== Source information ==
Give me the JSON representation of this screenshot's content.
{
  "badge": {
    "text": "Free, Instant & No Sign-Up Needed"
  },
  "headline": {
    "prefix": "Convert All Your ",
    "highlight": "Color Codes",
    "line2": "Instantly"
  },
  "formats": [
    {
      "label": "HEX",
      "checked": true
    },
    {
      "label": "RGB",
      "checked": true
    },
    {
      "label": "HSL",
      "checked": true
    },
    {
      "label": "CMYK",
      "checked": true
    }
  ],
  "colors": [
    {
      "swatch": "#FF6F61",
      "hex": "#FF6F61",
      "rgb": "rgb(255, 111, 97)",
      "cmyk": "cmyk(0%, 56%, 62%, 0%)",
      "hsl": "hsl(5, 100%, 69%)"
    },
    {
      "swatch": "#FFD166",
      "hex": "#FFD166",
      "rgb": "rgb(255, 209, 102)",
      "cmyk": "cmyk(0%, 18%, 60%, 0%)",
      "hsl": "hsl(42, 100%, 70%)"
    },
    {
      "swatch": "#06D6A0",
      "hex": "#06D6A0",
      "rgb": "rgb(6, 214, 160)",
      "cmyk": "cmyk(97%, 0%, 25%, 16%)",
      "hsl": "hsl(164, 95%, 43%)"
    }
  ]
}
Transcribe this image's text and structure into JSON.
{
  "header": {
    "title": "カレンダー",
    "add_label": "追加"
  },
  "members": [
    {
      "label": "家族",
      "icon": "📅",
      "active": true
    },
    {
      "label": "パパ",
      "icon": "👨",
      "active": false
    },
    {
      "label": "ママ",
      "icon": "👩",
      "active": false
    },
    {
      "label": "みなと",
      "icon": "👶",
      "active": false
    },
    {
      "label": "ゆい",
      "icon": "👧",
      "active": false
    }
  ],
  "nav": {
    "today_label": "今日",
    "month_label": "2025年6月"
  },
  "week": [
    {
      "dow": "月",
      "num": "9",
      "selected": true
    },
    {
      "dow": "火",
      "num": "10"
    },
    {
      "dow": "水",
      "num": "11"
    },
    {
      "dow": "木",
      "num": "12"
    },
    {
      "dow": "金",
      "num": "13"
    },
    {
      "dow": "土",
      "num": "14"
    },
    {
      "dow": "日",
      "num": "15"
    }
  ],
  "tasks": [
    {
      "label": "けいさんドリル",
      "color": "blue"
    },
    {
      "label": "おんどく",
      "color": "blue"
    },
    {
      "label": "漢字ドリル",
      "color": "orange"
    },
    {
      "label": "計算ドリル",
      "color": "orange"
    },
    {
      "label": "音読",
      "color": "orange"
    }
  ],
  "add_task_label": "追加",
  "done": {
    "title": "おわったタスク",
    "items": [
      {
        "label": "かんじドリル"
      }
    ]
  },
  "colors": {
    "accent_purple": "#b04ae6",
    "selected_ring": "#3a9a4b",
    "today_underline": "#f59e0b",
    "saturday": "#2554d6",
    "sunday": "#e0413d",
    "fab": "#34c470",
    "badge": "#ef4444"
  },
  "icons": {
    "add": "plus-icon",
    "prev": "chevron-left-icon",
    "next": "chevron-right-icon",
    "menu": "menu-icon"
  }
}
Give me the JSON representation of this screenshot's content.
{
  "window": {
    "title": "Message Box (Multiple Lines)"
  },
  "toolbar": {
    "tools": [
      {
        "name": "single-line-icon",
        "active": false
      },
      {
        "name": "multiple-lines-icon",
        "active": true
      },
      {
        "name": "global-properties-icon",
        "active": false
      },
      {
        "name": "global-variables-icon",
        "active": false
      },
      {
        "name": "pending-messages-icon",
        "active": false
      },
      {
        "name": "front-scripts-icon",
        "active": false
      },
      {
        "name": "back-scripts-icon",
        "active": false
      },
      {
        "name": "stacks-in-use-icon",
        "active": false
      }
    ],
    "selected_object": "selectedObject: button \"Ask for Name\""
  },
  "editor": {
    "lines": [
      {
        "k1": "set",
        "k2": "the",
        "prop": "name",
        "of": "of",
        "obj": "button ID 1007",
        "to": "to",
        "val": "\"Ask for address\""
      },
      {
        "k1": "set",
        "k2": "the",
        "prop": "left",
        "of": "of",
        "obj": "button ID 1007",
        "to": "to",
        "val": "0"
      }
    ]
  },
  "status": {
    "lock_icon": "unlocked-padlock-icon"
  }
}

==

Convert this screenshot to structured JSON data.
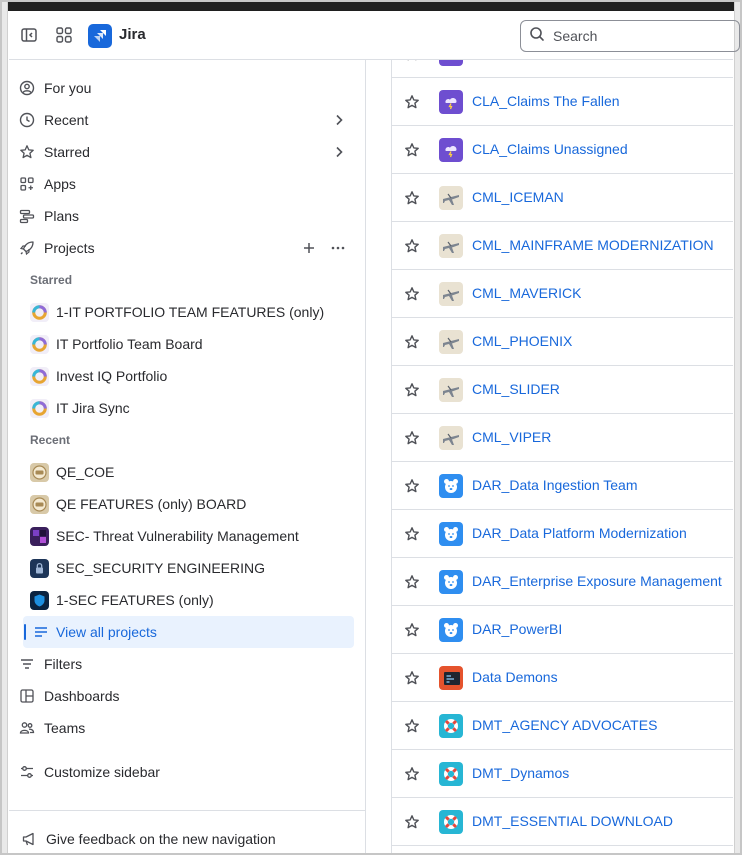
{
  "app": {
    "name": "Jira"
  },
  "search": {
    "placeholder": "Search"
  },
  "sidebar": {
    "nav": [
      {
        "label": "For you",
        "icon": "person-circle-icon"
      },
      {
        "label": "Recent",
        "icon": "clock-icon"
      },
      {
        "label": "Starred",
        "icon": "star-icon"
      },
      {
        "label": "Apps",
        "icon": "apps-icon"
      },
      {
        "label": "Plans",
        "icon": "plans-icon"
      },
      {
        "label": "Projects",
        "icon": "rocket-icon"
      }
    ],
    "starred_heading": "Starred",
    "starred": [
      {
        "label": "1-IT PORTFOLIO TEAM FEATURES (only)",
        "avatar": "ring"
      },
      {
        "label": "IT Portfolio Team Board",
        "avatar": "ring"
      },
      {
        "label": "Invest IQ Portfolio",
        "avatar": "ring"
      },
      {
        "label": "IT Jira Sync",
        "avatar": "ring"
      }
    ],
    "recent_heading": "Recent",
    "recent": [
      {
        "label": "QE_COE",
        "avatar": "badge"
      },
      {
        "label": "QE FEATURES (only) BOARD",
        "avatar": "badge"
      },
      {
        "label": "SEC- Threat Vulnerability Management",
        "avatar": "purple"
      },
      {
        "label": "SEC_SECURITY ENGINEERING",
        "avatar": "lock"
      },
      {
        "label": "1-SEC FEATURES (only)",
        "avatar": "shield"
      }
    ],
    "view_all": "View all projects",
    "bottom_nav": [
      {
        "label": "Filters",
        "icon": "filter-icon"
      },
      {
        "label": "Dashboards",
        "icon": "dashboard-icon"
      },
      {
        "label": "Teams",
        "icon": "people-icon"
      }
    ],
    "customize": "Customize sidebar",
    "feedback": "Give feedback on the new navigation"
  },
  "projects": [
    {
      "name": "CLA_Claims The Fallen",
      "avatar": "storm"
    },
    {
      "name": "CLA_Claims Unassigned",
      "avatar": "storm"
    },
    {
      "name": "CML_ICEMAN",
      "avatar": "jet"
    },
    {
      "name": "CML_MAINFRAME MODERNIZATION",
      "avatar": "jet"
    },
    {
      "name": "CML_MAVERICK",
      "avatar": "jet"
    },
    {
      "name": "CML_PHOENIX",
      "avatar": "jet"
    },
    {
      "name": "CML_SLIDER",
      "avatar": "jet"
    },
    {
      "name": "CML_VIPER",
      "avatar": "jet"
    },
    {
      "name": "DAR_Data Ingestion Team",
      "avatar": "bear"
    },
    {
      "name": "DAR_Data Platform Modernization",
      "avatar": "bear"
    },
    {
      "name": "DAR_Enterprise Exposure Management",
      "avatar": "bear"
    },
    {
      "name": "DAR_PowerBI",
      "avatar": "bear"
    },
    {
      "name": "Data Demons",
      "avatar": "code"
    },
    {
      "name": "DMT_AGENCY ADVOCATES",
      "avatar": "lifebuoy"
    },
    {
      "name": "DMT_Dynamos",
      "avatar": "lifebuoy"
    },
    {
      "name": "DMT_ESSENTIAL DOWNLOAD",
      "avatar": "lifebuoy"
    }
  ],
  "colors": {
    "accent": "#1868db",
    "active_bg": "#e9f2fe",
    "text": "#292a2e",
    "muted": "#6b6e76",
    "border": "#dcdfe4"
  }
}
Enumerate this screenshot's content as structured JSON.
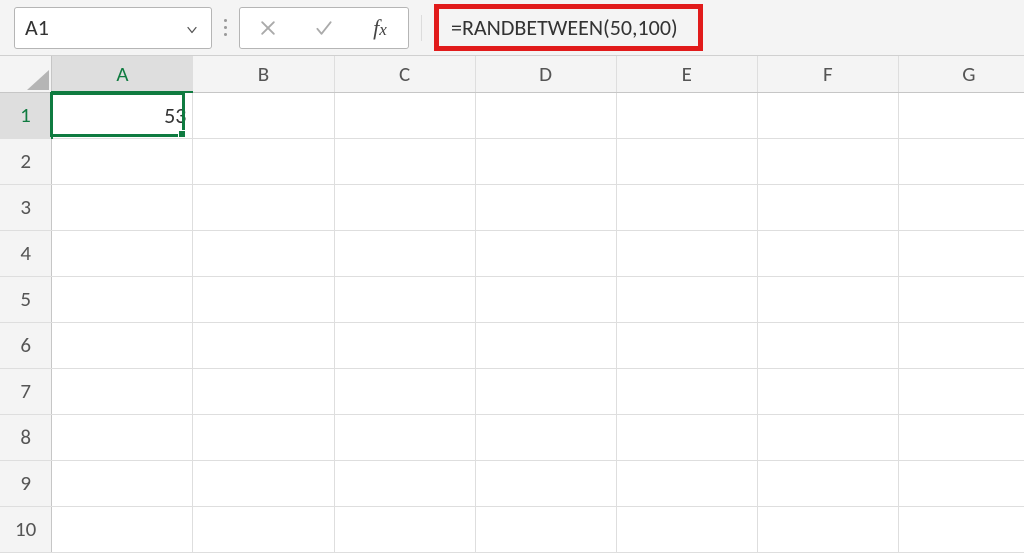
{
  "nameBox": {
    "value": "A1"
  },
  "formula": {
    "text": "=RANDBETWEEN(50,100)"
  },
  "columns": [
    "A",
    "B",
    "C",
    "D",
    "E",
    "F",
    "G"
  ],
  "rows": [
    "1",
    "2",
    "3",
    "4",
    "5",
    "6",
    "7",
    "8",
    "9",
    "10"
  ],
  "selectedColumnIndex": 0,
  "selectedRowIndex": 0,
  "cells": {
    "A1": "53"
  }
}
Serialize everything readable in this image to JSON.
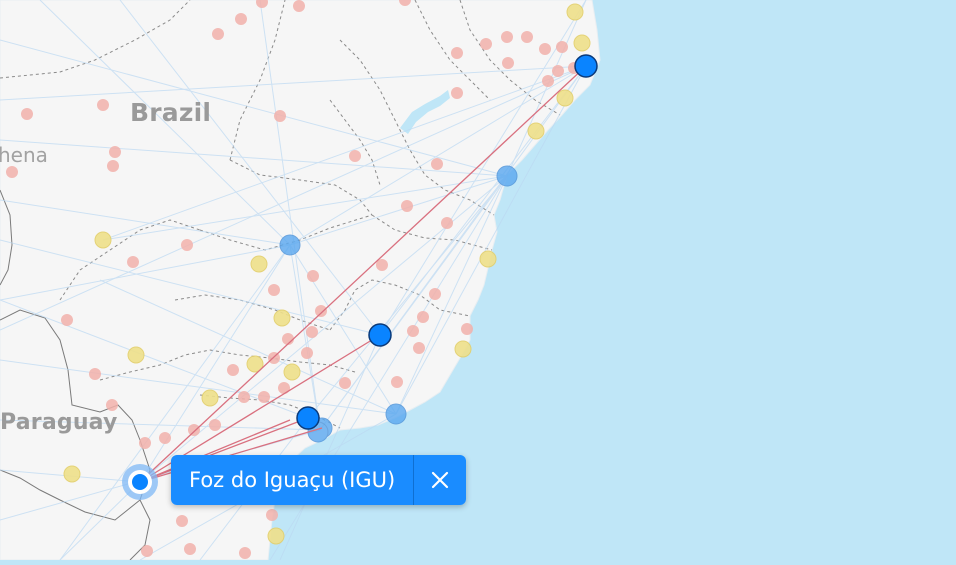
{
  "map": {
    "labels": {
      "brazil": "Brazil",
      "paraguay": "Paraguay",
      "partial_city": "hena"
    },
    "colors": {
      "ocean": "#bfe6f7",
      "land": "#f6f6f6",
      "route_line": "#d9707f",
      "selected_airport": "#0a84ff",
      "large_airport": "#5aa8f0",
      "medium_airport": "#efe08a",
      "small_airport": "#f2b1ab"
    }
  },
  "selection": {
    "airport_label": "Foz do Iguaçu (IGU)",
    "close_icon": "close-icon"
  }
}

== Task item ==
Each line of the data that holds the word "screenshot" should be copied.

== Answer ==
Give me the JSON representation of this screenshot's content.
Give me the JSON representation of this screenshot's content.
Convert this screenshot to structured JSON data.
Enumerate this screenshot's content as structured JSON.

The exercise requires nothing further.